• **Your assignment**:
Say how many lines of these entries include the word "JSON", and answer with the number alone.

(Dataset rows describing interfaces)

'''

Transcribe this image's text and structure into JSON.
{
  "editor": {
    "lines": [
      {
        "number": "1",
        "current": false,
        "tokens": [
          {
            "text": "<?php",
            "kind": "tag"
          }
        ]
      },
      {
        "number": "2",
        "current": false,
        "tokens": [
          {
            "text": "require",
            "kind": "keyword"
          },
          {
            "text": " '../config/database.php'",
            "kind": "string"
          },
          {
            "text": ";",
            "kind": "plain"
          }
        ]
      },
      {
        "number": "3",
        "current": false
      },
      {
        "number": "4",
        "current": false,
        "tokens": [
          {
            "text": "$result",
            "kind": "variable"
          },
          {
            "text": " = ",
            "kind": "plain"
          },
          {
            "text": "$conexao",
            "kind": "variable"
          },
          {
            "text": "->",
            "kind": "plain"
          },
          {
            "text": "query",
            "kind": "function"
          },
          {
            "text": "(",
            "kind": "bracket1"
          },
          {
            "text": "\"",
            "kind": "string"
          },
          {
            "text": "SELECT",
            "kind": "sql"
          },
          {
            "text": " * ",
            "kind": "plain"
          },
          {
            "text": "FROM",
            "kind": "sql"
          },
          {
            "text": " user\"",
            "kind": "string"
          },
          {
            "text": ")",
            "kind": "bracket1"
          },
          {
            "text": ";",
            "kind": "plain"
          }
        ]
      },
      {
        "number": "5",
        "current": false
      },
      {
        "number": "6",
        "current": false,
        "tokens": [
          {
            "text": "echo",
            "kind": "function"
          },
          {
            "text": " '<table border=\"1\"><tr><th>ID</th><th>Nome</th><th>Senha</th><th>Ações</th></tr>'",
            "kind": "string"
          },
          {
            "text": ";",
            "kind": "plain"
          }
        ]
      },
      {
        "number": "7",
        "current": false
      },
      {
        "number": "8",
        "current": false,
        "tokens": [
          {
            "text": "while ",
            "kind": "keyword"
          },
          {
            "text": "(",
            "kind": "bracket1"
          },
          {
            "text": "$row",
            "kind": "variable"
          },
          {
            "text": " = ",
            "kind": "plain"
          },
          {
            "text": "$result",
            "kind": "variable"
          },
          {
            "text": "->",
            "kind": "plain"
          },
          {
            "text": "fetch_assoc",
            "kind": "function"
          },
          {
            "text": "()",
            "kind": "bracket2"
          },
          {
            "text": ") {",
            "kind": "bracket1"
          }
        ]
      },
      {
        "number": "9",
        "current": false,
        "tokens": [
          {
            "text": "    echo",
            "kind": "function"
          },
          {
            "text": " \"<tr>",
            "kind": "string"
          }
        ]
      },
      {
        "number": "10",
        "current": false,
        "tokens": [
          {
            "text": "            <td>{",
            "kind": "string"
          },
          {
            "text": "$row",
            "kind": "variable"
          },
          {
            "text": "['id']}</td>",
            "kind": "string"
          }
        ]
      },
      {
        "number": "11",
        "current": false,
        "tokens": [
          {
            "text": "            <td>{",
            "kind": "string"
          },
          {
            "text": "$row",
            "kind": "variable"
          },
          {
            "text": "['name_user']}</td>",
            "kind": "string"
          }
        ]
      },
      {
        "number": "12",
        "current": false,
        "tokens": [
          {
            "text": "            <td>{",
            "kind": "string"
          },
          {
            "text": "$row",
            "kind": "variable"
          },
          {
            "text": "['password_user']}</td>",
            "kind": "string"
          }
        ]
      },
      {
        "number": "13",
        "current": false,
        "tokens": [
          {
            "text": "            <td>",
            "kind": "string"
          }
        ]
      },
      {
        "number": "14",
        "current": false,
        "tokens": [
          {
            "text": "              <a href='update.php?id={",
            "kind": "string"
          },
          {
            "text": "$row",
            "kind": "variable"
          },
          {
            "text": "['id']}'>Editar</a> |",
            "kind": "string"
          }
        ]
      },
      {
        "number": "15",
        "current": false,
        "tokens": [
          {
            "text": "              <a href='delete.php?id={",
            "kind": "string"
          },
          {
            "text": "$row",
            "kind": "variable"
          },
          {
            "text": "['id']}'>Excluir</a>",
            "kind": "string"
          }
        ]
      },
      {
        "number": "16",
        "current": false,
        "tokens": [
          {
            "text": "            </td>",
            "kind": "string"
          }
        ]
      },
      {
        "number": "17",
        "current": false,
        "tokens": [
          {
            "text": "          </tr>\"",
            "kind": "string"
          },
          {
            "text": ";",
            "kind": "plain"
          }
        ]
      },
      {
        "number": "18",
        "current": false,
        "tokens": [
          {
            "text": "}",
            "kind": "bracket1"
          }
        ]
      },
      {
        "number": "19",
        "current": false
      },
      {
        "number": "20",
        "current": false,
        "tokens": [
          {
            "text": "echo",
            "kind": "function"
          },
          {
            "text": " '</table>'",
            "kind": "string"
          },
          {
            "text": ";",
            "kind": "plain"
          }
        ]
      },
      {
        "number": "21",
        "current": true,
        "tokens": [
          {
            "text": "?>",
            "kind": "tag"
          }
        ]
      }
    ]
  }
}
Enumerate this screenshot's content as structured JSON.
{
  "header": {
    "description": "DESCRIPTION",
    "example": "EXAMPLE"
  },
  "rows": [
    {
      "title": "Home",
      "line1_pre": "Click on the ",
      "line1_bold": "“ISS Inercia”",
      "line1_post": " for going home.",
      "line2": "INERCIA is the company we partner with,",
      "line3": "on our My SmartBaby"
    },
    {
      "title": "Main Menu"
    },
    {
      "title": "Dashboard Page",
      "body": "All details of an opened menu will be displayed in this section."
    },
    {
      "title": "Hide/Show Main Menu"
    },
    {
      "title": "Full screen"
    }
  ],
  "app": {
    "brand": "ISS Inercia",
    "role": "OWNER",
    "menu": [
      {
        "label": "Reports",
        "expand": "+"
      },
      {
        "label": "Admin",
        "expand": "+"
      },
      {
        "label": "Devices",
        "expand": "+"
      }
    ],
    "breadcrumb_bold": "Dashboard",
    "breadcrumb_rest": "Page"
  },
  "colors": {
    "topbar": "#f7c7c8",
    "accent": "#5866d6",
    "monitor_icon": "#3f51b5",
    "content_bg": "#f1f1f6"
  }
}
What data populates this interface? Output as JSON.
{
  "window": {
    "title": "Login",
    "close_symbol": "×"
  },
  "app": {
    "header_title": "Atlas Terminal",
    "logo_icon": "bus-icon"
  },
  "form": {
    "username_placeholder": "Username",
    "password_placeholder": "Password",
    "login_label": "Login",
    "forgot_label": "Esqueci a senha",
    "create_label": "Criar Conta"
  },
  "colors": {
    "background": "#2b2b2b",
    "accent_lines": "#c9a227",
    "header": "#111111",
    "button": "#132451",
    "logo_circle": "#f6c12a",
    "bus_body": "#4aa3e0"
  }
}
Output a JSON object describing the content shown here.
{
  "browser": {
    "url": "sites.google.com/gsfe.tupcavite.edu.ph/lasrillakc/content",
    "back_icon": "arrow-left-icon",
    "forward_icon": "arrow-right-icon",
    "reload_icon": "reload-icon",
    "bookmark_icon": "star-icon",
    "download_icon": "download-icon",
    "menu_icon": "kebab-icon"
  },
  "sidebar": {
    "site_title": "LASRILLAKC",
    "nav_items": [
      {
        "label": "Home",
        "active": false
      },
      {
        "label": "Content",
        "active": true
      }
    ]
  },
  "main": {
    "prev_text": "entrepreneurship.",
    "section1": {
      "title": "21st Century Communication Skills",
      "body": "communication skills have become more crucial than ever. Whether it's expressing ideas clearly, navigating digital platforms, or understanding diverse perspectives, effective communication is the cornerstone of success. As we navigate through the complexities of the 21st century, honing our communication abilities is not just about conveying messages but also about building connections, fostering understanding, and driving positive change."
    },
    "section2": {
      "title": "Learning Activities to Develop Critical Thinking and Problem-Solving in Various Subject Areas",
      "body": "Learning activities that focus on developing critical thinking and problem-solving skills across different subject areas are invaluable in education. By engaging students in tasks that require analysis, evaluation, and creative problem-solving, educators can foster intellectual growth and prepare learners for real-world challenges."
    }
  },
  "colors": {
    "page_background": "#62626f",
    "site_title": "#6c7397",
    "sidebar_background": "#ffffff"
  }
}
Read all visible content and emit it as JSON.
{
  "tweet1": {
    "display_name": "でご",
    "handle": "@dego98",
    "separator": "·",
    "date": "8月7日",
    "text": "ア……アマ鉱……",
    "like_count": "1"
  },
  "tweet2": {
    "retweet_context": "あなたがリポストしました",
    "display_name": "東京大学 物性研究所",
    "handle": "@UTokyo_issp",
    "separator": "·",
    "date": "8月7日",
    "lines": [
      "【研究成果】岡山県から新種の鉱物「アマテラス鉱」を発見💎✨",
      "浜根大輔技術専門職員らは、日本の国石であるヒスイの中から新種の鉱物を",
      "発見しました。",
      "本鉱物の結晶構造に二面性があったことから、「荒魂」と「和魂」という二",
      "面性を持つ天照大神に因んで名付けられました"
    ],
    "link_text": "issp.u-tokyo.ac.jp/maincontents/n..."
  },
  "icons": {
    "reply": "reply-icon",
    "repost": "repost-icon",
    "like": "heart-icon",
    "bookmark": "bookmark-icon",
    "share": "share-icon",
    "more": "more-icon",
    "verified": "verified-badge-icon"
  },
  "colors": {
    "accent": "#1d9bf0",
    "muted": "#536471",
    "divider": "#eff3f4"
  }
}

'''

• **Task output**:
5